Hi, I am the sister and carer of a man who is severely autistic, although I don't like using the term because to me he is perfectly normal, especially as I am the younger sibling - I have never known anything else. But I would love to hear of the experiences/feelings of anyone else who has an autistic or aspergers sibling. Can we ever really know what they think and feel and how they see the world?
I don't have a sibling with Aspergers, I have a son with Aspergers.
It requires a lot of patience and understanding to even consider the possibility of understanding my son. He surprises me every day, still. (he's 21)
I think the first thing to do, when you reach the point in wanting to understand (you know, after you're long past the embarrassment & acceptance stages of the teenage years) is to find books to read on the subject and talk with your parents about the differences in raising a child with Aspergers compared to one without.
A book I recommend: Taking Charge of ADHD - it's the book the psychiatrist recommended when my son was 8. It was very helpful. When the doctors finally told me my son had Aspergers (2 years ago, I think it was) I bought a book called, The Aspergers Answer Book. Another excellent book!

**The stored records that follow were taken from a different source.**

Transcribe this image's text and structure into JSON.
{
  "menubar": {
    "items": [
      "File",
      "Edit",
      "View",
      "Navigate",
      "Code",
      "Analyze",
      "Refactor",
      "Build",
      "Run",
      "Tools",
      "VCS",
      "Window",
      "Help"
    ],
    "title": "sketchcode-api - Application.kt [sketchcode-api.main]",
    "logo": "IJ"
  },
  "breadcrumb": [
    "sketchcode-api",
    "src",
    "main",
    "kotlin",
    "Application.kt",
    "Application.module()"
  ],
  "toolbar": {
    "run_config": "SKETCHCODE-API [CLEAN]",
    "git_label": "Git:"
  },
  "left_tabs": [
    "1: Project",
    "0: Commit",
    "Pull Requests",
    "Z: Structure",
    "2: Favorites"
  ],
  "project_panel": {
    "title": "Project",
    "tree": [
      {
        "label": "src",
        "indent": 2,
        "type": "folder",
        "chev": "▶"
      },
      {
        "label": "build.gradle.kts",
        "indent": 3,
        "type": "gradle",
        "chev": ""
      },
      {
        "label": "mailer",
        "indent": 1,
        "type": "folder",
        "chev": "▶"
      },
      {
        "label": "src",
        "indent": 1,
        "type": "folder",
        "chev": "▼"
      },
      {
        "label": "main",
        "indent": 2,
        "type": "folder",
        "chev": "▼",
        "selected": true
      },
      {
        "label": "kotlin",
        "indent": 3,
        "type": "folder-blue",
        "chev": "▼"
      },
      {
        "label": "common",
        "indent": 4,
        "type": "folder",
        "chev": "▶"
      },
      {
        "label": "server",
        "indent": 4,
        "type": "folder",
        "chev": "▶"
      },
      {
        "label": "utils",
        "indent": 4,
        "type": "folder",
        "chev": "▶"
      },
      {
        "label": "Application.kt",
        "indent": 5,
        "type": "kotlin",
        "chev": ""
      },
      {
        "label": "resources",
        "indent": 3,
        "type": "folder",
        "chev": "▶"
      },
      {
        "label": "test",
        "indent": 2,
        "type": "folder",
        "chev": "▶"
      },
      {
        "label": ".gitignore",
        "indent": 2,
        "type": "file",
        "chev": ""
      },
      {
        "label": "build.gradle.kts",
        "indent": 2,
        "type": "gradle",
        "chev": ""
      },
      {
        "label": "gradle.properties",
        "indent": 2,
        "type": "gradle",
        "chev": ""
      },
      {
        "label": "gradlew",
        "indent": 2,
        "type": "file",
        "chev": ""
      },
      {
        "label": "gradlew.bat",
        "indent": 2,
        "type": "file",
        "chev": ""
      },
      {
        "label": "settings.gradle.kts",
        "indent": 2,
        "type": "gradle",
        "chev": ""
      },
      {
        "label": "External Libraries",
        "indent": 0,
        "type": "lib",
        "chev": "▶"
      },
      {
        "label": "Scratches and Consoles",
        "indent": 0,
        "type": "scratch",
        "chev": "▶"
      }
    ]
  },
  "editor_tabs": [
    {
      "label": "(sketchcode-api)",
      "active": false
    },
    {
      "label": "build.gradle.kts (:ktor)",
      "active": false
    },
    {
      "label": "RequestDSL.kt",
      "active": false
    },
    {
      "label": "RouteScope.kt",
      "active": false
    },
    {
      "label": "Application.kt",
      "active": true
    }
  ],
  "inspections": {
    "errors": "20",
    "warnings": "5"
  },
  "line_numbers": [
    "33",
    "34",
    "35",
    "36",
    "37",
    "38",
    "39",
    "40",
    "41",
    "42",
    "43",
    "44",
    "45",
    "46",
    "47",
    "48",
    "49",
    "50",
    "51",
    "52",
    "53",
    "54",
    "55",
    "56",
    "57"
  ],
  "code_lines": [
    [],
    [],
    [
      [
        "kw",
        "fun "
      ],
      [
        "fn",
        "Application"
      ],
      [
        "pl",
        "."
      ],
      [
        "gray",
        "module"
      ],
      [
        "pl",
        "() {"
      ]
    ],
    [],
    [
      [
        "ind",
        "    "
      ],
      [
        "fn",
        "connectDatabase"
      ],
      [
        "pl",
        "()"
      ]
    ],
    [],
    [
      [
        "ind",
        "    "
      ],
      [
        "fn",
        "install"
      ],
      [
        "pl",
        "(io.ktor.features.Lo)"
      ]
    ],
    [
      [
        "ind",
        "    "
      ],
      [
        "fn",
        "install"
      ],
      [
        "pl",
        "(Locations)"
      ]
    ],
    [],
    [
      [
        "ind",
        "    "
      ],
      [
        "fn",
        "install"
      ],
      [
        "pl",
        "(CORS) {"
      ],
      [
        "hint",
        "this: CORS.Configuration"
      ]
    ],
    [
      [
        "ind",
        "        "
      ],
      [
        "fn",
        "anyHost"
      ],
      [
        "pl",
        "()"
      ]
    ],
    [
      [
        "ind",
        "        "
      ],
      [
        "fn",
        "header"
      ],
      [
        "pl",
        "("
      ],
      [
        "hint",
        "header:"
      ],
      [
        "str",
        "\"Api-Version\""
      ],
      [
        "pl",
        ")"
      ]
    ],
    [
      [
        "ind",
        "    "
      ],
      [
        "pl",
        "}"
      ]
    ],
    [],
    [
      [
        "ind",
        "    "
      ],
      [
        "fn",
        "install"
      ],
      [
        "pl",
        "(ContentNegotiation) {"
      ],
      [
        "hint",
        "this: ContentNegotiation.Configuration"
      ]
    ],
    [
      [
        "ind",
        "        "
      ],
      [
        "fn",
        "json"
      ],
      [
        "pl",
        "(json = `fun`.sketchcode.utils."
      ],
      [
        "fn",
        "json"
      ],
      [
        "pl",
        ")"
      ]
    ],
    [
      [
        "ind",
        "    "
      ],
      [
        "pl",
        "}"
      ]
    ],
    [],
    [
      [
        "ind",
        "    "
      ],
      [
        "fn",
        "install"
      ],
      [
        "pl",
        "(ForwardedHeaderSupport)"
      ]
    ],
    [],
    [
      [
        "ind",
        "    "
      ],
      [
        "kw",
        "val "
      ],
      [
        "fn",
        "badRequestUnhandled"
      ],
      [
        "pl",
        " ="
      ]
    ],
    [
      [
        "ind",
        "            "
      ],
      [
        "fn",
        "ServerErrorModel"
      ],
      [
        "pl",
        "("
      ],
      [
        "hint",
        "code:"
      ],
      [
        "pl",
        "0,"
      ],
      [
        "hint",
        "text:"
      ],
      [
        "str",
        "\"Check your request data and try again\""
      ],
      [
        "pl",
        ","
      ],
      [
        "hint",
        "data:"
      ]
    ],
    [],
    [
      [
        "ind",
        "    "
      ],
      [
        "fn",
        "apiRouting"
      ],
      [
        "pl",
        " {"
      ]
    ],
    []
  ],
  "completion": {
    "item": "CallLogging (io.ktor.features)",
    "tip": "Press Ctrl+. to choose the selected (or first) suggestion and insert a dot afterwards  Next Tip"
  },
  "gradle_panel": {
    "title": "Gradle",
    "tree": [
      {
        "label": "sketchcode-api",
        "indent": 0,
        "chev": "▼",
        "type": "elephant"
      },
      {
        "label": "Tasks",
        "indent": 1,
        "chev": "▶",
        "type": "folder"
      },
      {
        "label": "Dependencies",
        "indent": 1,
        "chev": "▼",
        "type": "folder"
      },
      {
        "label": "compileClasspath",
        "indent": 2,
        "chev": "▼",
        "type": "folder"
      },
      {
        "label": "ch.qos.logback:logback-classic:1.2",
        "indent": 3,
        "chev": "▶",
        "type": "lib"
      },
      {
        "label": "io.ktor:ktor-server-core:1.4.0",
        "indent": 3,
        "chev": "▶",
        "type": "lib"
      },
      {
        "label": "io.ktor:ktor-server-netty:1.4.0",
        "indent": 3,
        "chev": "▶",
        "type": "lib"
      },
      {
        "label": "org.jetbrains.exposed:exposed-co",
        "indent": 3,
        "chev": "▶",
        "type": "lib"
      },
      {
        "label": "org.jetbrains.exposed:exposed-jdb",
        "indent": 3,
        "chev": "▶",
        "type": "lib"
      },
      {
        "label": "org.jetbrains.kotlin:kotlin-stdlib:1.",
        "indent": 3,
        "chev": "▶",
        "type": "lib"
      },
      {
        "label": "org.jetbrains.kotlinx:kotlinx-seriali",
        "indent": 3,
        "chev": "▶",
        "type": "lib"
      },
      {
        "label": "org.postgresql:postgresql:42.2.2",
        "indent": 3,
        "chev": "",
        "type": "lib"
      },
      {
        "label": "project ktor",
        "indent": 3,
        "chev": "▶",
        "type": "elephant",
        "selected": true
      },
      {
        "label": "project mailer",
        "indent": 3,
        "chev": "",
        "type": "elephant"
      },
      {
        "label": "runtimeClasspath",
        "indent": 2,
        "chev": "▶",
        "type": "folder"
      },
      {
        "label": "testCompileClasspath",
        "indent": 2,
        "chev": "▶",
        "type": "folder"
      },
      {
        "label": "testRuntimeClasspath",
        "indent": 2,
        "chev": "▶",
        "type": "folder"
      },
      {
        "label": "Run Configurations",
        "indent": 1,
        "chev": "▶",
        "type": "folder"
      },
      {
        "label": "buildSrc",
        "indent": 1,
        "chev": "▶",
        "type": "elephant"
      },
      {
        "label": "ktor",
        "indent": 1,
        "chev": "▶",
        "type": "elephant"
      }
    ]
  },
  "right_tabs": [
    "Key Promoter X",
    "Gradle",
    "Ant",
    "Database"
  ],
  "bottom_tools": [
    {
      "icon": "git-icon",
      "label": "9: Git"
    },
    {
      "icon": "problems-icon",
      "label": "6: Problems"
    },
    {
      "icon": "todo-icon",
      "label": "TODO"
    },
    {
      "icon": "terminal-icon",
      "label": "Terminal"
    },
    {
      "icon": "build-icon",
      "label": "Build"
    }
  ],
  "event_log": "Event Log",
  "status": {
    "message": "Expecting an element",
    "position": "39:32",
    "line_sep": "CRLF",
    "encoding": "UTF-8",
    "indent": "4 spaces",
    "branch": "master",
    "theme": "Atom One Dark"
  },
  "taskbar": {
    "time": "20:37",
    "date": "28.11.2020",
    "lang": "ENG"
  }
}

After reviewing the books, you'll begin to understand how your sibling will never 'outgrow' their disability, and you'll probably appreciate their personality more while forgiving them for their inability to relate due to their disability.
Now, if I could only get my 17 year old to get it! (he just gets super frustrated with his older brother for being so childish and not understanding)
The first thing that you can do that will probably help loads, is not to treat Aspergers and Autism like they're one in the same.
A person with Aspergers, (namely myself) is fully capable of understanding and expressing feelings. But a person with Aspergers or Autism is as much an individual as you are.
When you fall into step with those books and those "experts", you tend to lose track of the individual that's standing in front of you.
by NiaG18 months ago
Or if you had siblings did you wish you were an only child?
by Grace Marguerite Williams5 years ago
Recent studies have shown that only children have higher self-assurance and self-esteem than children from multichild families. This is because onlies are not involved in sibling psychodynamics such as sibling...
by Grace Marguerite Williams2 months ago
Is there still residual prejudice, even discrimination against childfree & 1-child families although the percentage of such families are increasing?
Copyright © 2017 HubPages Inc. and respective owners.
Other product and company names shown may be trademarks of their respective owners.
HubPages® is a registered Service Mark of HubPages, Inc.
HubPages and Hubbers (authors) may earn revenue on this page based on affiliate relationships and advertisements with partners including Amazon, Google, and others.